• Work to be completed:
Isolate every line in the records below with "Events" in it.

• Dataset:
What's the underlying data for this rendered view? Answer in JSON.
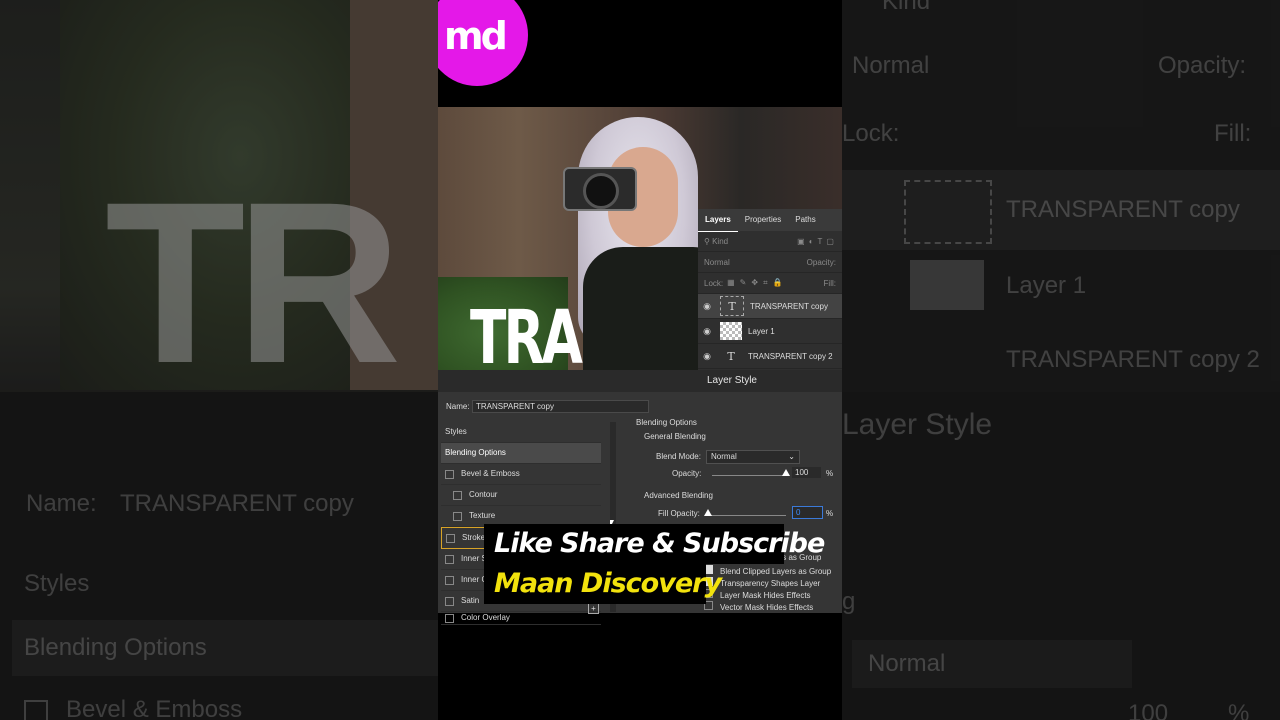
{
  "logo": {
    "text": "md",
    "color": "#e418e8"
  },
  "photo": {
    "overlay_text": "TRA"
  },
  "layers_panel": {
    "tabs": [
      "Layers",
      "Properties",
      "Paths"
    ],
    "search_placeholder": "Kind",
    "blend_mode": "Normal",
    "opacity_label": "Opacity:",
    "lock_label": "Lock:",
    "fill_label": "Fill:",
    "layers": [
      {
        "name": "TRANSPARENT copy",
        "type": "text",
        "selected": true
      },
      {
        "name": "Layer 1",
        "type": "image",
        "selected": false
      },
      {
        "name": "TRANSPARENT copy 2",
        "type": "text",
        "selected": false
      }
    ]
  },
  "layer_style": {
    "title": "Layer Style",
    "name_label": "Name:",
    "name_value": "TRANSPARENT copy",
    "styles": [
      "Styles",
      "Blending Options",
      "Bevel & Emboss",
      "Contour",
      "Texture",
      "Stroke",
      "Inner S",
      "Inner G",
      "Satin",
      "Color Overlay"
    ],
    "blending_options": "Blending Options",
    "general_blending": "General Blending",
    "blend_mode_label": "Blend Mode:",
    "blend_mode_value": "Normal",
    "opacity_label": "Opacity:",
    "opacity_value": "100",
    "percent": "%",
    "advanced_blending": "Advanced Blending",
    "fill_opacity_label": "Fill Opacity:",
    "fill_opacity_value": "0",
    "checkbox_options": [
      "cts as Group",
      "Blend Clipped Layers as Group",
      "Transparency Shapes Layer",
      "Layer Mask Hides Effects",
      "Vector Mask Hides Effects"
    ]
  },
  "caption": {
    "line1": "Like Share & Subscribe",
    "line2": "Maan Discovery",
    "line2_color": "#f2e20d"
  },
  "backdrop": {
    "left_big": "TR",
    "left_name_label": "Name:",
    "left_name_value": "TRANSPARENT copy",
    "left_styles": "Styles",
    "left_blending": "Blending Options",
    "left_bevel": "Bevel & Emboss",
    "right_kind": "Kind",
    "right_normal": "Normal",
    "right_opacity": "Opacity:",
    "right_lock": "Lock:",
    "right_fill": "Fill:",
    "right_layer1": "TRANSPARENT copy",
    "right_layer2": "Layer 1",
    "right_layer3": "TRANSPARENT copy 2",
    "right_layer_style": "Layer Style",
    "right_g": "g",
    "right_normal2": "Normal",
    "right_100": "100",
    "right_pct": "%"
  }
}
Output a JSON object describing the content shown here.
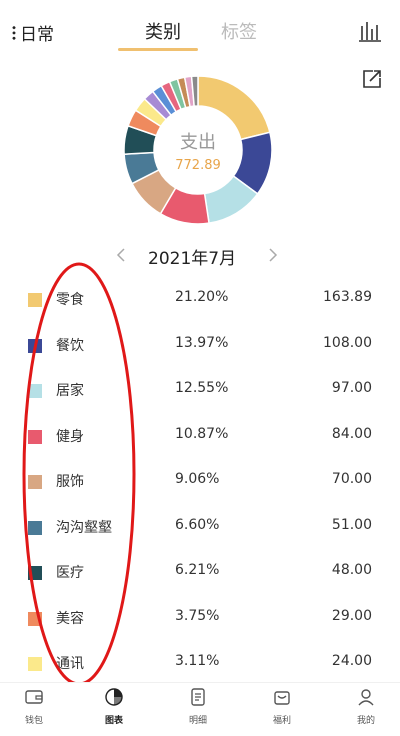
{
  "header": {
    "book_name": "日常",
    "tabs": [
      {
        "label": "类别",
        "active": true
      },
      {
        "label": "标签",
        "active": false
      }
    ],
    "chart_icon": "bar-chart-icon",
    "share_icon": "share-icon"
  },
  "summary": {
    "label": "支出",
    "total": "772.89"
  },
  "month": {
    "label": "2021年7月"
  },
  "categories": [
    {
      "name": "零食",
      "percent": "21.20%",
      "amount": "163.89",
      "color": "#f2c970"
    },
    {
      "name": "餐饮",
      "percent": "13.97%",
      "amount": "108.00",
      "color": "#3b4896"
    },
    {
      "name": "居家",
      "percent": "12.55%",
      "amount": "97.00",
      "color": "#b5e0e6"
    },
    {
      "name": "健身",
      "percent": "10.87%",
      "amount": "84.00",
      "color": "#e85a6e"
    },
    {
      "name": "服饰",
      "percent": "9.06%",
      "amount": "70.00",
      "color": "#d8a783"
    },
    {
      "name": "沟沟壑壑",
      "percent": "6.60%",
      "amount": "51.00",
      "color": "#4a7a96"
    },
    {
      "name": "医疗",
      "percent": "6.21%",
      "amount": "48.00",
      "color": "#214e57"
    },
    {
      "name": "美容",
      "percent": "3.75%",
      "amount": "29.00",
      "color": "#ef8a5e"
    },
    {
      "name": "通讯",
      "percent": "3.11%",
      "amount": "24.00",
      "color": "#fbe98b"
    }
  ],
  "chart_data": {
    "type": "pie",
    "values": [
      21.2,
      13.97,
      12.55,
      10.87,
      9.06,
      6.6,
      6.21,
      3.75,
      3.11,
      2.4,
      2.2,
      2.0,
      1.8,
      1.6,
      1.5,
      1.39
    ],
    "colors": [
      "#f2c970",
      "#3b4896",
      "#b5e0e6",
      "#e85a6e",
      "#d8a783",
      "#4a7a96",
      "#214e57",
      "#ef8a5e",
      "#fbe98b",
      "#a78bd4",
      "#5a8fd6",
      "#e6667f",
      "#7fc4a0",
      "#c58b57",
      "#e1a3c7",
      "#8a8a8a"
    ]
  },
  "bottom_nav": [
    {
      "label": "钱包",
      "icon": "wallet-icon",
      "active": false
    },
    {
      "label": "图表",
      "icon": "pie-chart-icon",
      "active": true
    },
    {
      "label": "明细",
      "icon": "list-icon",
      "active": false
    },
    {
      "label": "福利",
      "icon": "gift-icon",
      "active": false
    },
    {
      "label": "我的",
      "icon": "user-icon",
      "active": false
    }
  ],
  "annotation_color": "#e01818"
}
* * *
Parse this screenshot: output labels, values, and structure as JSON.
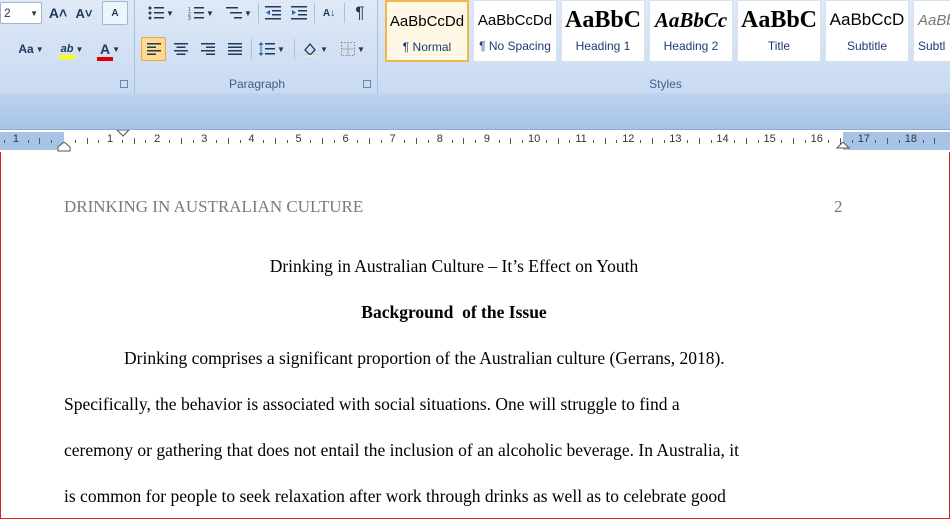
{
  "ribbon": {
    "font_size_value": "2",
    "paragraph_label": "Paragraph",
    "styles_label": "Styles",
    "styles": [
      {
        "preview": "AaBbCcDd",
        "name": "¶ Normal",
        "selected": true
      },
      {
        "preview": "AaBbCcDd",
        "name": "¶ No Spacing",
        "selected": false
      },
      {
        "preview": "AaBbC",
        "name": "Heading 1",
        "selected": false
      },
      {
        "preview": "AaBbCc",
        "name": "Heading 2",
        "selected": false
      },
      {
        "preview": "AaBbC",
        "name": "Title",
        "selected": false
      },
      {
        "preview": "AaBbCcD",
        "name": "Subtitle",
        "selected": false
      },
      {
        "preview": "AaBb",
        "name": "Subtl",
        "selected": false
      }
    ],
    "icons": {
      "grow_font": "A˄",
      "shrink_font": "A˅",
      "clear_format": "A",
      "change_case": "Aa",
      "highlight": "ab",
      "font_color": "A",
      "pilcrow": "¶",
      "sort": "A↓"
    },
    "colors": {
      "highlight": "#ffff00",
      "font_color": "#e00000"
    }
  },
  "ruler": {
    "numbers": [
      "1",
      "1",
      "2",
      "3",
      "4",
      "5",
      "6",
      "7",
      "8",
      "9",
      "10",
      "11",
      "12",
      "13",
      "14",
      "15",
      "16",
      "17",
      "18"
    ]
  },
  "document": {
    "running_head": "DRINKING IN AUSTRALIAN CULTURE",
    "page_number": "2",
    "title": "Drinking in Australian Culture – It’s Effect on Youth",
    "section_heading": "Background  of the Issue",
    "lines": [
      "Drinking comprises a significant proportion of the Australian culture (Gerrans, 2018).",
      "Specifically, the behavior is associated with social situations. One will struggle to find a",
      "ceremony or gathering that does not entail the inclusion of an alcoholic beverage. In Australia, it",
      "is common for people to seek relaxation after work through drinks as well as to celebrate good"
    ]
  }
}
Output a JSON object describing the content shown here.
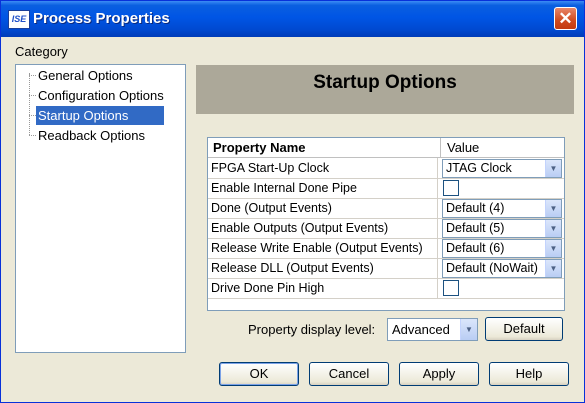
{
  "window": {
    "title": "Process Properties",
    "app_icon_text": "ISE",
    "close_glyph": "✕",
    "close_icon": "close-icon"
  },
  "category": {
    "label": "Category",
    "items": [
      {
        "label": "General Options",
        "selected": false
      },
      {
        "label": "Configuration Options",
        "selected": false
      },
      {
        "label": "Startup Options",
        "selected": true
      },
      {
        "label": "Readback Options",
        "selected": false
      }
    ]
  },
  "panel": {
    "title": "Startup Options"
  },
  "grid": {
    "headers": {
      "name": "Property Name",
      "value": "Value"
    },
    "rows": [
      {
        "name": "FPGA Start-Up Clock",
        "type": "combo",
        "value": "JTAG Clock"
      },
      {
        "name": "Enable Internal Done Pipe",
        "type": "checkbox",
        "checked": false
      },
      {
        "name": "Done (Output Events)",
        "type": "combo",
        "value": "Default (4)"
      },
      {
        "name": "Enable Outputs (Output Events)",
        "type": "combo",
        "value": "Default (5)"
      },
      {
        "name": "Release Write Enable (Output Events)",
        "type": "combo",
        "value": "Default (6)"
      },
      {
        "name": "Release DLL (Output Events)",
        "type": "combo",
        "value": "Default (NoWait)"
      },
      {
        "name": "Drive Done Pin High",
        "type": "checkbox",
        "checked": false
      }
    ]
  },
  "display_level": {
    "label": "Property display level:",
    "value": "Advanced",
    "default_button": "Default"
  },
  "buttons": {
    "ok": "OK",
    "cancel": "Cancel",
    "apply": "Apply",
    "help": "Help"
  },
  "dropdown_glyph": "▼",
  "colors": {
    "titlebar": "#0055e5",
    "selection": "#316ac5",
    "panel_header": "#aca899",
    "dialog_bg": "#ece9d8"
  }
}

• Your solution:
        "name": "Done (Output Events)",
        "name": "Enable Outputs (Output Events)",
        "name": "Release Write Enable (Output Events)",
        "name": "Release DLL (Output Events)",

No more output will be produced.